of whom are native citizens of their countries, have the duty and right to participate fully in national life, working to build up their country. They should enjoy full citizenship and not be treated as second-class citizens or believers. "(n. 25). The pontiff recalls the Arab renaissance, the schools, hospitals, institutions with which Christians have enriched the life of the peoples of the Middle East. He reaffirms that the rights of the person to religious freedom is not only a "Christian right", but "nothing less than the rights demanded by the dignity of each human person and each citizen, whatever his or her origins, religious convictions and political preferences" (n. 25).
He defines the content of religious freedom: "It includes on the individual and collective levels the freedom to follow one's conscience in religious matters and, at the same time, freedom of worship. It includes the freedom to choose the religion which one judges to be true and to manifest one's beliefs in public". And again: "It must be possible to profess and freely manifest one's religion and its symbols without endangering one's life and personal freedom. " (n. 26)
The Pope also states that it is necessary to move from a limited "tolerance" to a true "religious freedom." This step is not "an open door to relativism," but a respect for the "ray of truth" that "enlightens all men" (n. 27). "Truth can only be known and experienced in freedom; for this reason we cannot impose truth on others; truth is disclosed only in an encounter of love " (ibid.).
In this way, the Middle East - almost synonymous with violence and destruction - can become a laboratory of coexistence: "The attention of the whole world is fixed on the Middle East as it seeks its path.
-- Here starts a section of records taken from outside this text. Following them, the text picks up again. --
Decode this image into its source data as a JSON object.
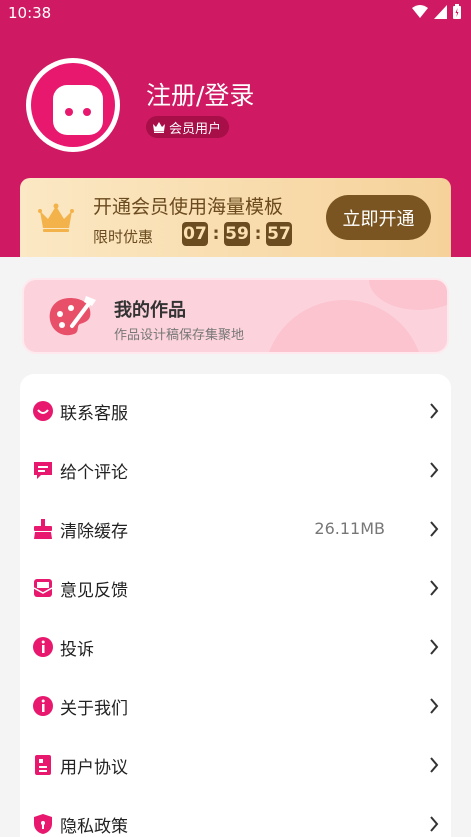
{
  "status": {
    "time": "10:38"
  },
  "profile": {
    "login_label": "注册/登录",
    "member_label": "会员用户"
  },
  "vip": {
    "title": "开通会员使用海量模板",
    "promo_label": "限时优惠",
    "countdown": {
      "h": "07",
      "m": "59",
      "s": "57"
    },
    "button_label": "立即开通"
  },
  "works": {
    "title": "我的作品",
    "subtitle": "作品设计稿保存集聚地"
  },
  "menu": {
    "items": [
      {
        "label": "联系客服",
        "value": "",
        "icon": "chat-icon"
      },
      {
        "label": "给个评论",
        "value": "",
        "icon": "comment-icon"
      },
      {
        "label": "清除缓存",
        "value": "26.11MB",
        "icon": "broom-icon"
      },
      {
        "label": "意见反馈",
        "value": "",
        "icon": "mail-icon"
      },
      {
        "label": "投诉",
        "value": "",
        "icon": "info-icon"
      },
      {
        "label": "关于我们",
        "value": "",
        "icon": "info-icon"
      },
      {
        "label": "用户协议",
        "value": "",
        "icon": "document-icon"
      },
      {
        "label": "隐私政策",
        "value": "",
        "icon": "shield-icon"
      }
    ]
  },
  "colors": {
    "brand": "#cf1a63",
    "icon_pink": "#e8186e",
    "gold_dark": "#7a5522"
  }
}
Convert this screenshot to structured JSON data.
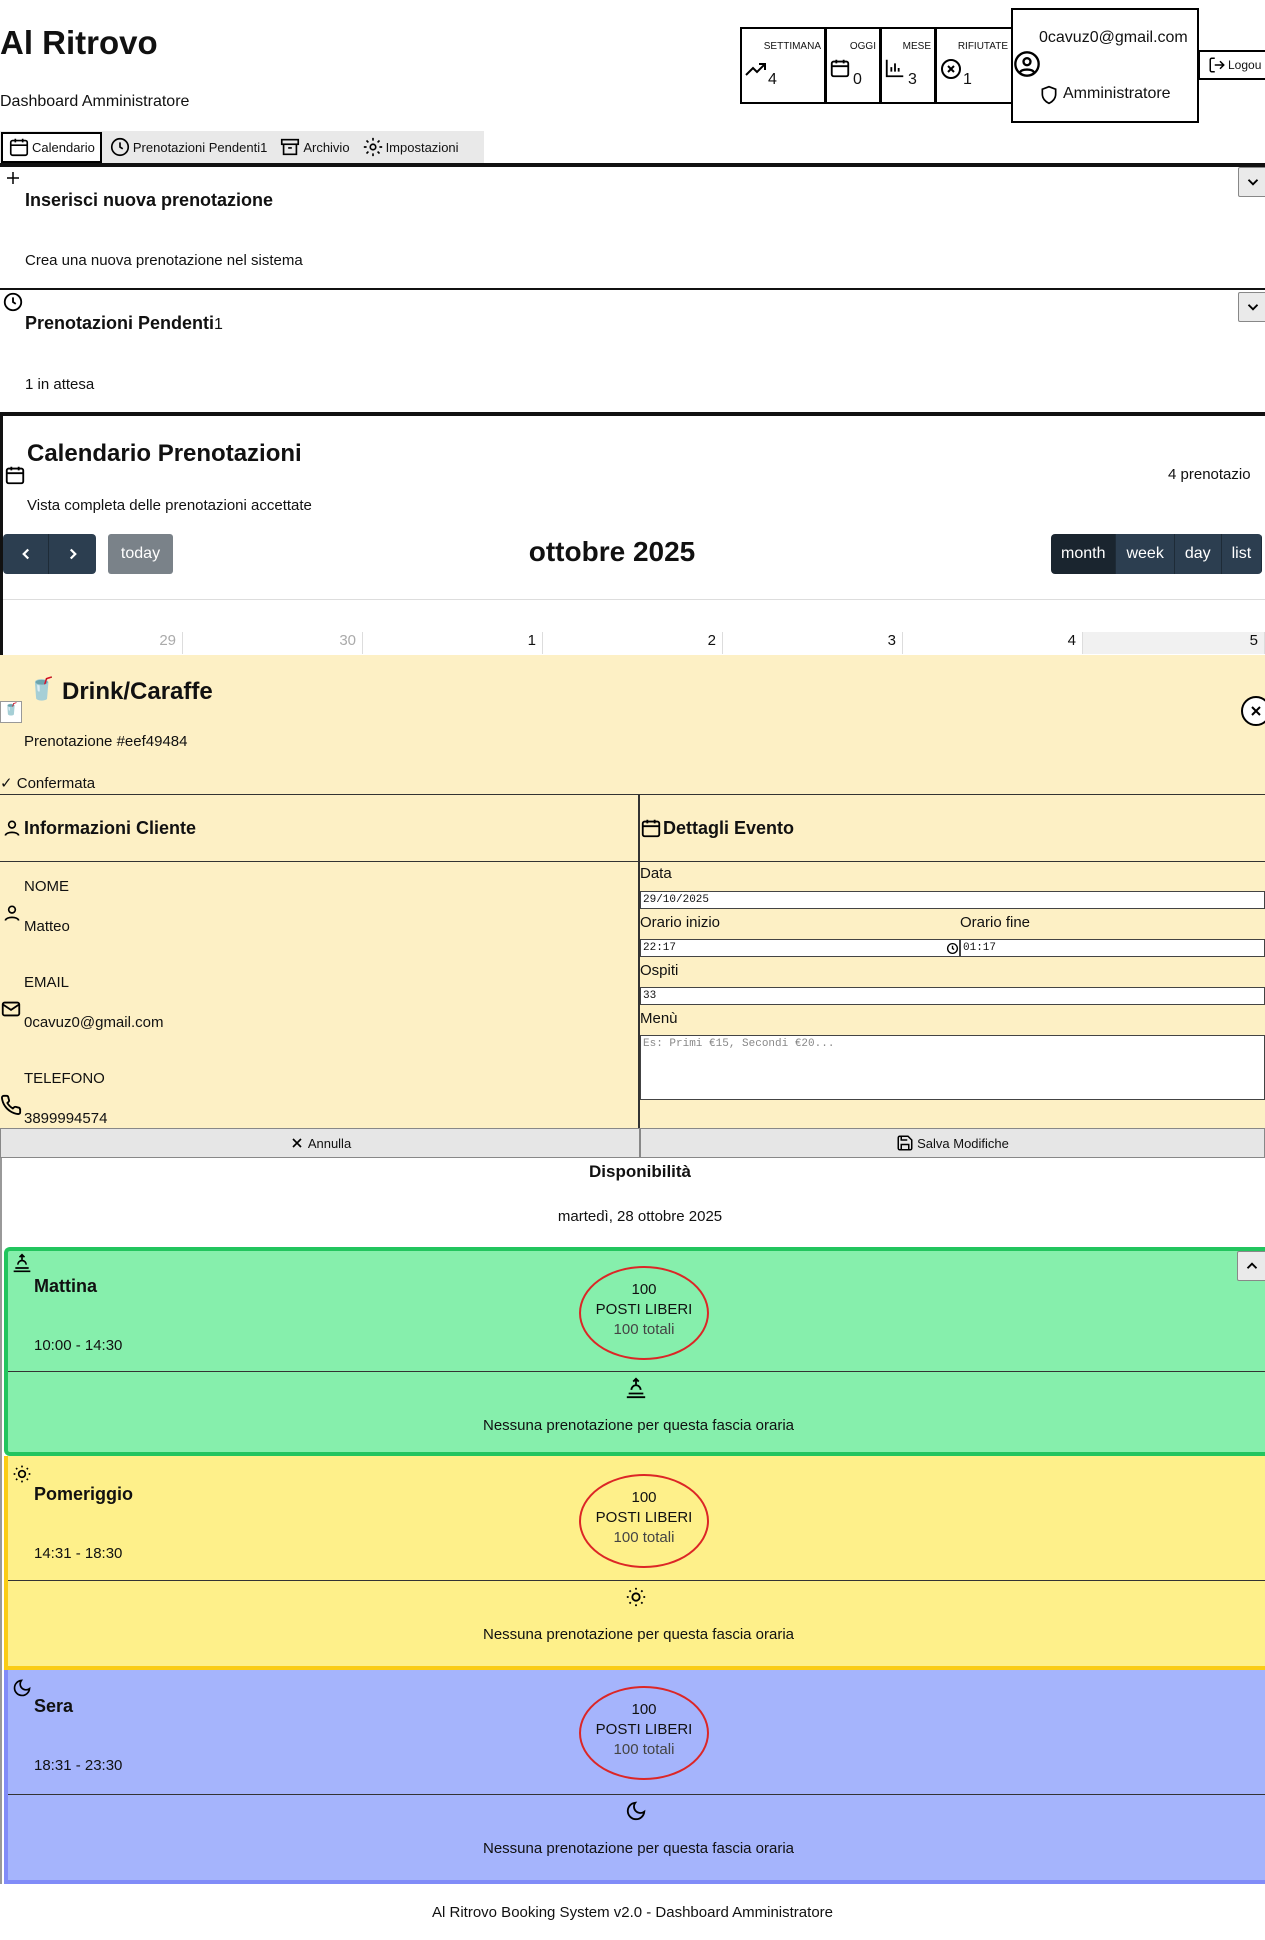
{
  "header": {
    "app_title": "Al Ritrovo",
    "subtitle": "Dashboard Amministratore"
  },
  "nav": [
    {
      "label": "Calendario",
      "icon": "calendar-icon",
      "active": true
    },
    {
      "label": "Prenotazioni Pendenti1",
      "icon": "clock-icon",
      "active": false
    },
    {
      "label": "Archivio",
      "icon": "archive-icon",
      "active": false
    },
    {
      "label": "Impostazioni",
      "icon": "gear-icon",
      "active": false
    }
  ],
  "stats": [
    {
      "label": "SETTIMANA",
      "value": "4",
      "icon": "trending-up-icon"
    },
    {
      "label": "OGGI",
      "value": "0",
      "icon": "calendar-icon"
    },
    {
      "label": "MESE",
      "value": "3",
      "icon": "bar-chart-icon"
    },
    {
      "label": "RIFIUTATE",
      "value": "1",
      "icon": "x-circle-icon"
    }
  ],
  "user": {
    "email": "0cavuz0@gmail.com",
    "role": "Amministratore",
    "logout_label": "Logou"
  },
  "new_booking": {
    "title": "Inserisci nuova prenotazione",
    "subtitle": "Crea una nuova prenotazione nel sistema"
  },
  "pending": {
    "title": "Prenotazioni Pendenti",
    "count": "1",
    "subtitle": "1 in attesa"
  },
  "calendar": {
    "title": "Calendario Prenotazioni",
    "subtitle": "Vista completa delle prenotazioni accettate",
    "count_label": "4 prenotazio",
    "month_title": "ottobre 2025",
    "today_label": "today",
    "views": [
      "month",
      "week",
      "day",
      "list"
    ],
    "day_numbers": [
      "29",
      "30",
      "1",
      "2",
      "3",
      "4",
      "5"
    ]
  },
  "modal": {
    "emoji": "🥤",
    "title": "Drink/Caraffe",
    "booking_id": "Prenotazione #eef49484",
    "status": "✓ Confermata",
    "client_header": "Informazioni Cliente",
    "event_header": "Dettagli Evento",
    "client": {
      "name_label": "NOME",
      "name": "Matteo",
      "email_label": "EMAIL",
      "email": "0cavuz0@gmail.com",
      "phone_label": "TELEFONO",
      "phone": "3899994574"
    },
    "event": {
      "date_label": "Data",
      "date": "29/10/2025",
      "start_label": "Orario inizio",
      "start": "22:17",
      "end_label": "Orario fine",
      "end": "01:17",
      "guests_label": "Ospiti",
      "guests": "33",
      "menu_label": "Menù",
      "menu_placeholder": "Es: Primi €15, Secondi €20..."
    },
    "cancel_label": "Annulla",
    "save_label": "Salva Modifiche"
  },
  "availability": {
    "title": "Disponibilità",
    "date": "martedì, 28 ottobre 2025",
    "slots": [
      {
        "name": "Mattina",
        "time": "10:00 - 14:30",
        "free": "100",
        "free_label": "POSTI LIBERI",
        "total": "100 totali",
        "empty": "Nessuna prenotazione per questa fascia oraria",
        "color": "#86efac",
        "border": "#22c55e"
      },
      {
        "name": "Pomeriggio",
        "time": "14:31 - 18:30",
        "free": "100",
        "free_label": "POSTI LIBERI",
        "total": "100 totali",
        "empty": "Nessuna prenotazione per questa fascia oraria",
        "color": "#fef08a",
        "border": "#facc15"
      },
      {
        "name": "Sera",
        "time": "18:31 - 23:30",
        "free": "100",
        "free_label": "POSTI LIBERI",
        "total": "100 totali",
        "empty": "Nessuna prenotazione per questa fascia oraria",
        "color": "#a5b4fc",
        "border": "#818cf8"
      }
    ]
  },
  "footer": "Al Ritrovo Booking System v2.0 - Dashboard Amministratore"
}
May this region demonstrate that coexistence is not a utopia, and that distrust and prejudice are not a foregone conclusion. Religions can join one another in service to the common good and contribute to the development of each person and the building of society" (n. 28).